Tell us a little more about the Mayhem commercials, the ideas behind them and how they came about.
For the past 10 years, Allstate has had a very successful ad campaign featuring our spokesman Dennis Haysbert. But in a post-recession insurance marketplace, saturated with competing companies talking often and loudly about cheap rates, at Allstate we knew we had to be disruptive and innovative to be heard.
Everybody was talking about low price, turning insurance into a commodity. But, nobody was pointing out the truth — if you don’t have the right insurance protection, you can lose big money fast. People didn’t recognize that the “someday” of having to use your insurance could actually be any day. And there is mayhem in life.
This simple insight is how Mayhem was born.
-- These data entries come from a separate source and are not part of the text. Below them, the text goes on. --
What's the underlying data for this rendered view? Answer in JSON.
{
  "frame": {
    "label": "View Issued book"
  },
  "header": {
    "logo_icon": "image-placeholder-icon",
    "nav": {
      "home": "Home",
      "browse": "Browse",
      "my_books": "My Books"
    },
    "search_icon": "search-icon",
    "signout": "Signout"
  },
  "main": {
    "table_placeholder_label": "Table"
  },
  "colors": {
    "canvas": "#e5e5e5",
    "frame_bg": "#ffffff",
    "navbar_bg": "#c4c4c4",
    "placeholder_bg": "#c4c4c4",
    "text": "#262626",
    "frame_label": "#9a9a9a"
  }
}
Now, Allstate’s two campaigns together — Mayhem disrupting the conversation and Dennis Haysbert delivering important information — have changed the conversation from how much you can save to how much you can lose if you don’t have the right protection.
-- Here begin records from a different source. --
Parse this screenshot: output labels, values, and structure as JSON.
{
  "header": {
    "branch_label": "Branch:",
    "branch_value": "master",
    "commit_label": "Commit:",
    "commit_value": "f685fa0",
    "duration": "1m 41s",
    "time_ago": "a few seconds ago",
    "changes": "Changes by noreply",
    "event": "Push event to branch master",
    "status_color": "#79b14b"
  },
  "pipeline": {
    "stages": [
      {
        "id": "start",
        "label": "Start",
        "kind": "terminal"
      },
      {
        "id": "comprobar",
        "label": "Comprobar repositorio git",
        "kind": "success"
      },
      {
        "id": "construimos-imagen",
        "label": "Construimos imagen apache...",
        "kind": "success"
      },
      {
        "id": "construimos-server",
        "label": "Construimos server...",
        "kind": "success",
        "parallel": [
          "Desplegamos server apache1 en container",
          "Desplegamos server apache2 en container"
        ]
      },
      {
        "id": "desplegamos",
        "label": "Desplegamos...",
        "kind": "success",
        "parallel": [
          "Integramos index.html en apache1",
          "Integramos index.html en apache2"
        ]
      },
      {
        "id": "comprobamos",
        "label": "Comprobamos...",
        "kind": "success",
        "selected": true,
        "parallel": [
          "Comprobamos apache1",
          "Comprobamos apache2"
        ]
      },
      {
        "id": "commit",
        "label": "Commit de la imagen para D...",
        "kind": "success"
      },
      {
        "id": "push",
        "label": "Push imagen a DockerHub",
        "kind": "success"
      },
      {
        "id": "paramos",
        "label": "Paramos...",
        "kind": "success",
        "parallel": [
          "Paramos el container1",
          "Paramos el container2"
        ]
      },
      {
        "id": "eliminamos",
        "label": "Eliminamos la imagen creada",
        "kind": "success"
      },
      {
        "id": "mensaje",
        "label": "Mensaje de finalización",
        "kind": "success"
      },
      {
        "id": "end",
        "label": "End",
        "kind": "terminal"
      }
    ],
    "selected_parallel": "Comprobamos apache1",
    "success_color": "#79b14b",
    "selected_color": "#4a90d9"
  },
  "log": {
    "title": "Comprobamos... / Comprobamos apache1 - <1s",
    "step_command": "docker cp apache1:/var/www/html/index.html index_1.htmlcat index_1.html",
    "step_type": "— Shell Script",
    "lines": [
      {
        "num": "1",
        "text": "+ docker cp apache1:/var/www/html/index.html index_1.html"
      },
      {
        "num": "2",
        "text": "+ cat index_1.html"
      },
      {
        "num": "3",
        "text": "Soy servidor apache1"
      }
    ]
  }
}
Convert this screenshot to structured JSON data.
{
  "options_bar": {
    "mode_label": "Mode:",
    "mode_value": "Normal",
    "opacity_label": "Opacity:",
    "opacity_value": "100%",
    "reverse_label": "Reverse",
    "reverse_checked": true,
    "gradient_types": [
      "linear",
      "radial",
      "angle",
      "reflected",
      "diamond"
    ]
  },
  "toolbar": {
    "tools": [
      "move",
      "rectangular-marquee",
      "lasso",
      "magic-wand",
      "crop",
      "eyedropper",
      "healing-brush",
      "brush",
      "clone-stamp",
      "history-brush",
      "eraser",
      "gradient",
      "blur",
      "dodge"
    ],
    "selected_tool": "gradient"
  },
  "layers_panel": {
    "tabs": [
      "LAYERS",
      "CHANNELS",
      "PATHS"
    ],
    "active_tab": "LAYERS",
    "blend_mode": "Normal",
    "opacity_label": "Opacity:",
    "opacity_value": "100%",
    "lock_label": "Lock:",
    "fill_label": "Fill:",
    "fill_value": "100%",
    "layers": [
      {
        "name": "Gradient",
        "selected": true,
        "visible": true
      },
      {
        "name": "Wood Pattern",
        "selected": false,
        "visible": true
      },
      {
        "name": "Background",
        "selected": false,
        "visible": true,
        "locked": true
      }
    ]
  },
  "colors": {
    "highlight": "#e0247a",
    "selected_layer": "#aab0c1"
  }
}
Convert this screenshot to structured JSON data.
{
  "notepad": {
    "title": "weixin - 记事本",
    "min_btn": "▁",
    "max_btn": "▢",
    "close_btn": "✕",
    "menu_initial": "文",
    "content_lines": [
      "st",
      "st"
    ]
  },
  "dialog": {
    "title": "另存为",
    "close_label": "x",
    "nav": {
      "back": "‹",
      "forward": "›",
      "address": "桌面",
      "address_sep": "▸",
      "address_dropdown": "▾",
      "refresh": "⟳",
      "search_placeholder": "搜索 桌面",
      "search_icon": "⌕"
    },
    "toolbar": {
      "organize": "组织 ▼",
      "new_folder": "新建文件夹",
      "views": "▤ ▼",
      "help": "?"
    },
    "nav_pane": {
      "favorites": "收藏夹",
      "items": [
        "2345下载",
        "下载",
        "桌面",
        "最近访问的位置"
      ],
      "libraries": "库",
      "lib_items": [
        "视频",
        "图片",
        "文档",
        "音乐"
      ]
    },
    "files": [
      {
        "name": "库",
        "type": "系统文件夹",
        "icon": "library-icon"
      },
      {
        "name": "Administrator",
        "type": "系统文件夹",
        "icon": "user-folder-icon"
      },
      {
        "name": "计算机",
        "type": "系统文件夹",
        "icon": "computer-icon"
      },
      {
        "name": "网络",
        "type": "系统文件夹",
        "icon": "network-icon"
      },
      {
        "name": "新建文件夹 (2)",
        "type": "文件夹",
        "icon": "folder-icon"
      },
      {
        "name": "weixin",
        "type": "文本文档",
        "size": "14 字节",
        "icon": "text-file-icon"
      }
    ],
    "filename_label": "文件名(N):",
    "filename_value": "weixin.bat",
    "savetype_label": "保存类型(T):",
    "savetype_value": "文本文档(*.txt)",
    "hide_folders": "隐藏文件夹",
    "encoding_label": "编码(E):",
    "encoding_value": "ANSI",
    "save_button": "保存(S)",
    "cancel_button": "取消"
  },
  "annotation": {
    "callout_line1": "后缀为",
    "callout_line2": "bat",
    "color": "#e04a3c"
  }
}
In what ways can advertising have a positive effect on diversity?
Advertising can not only do good for business, it can do good for our world. Advertising delivers news, promotes competition and stimulates business. Of course we influence purchase, and that’s what makes the cash register ring. But we also have the ability to influence in so many other ways: culture, language, style, human understanding.
Media portrayals are powerful. And with this power comes great opportunity. One of advertising’s opportunities — responsibilities, really — is to recognize what the world looks like and reflect that reality for consumers. As big brands with big advertising budgets, we have an opportunity to show the world how it is, and through that depiction help people accept, understand and sometimes change.
Allstate’s Give It Up For Good campaign, for example, celebrates the good in the African-American community that so often goes unnoticed, changing the conversation from bad news, which can create apathy, to good news that empowers and inspires people.
Based on the insight (drawn from our research) that bad news gets enough coverage in African
–American communities, this campaign shifts the conversation from negativity to empowerment and positivity. We want to inspire people to find good, do good, share good and feel good.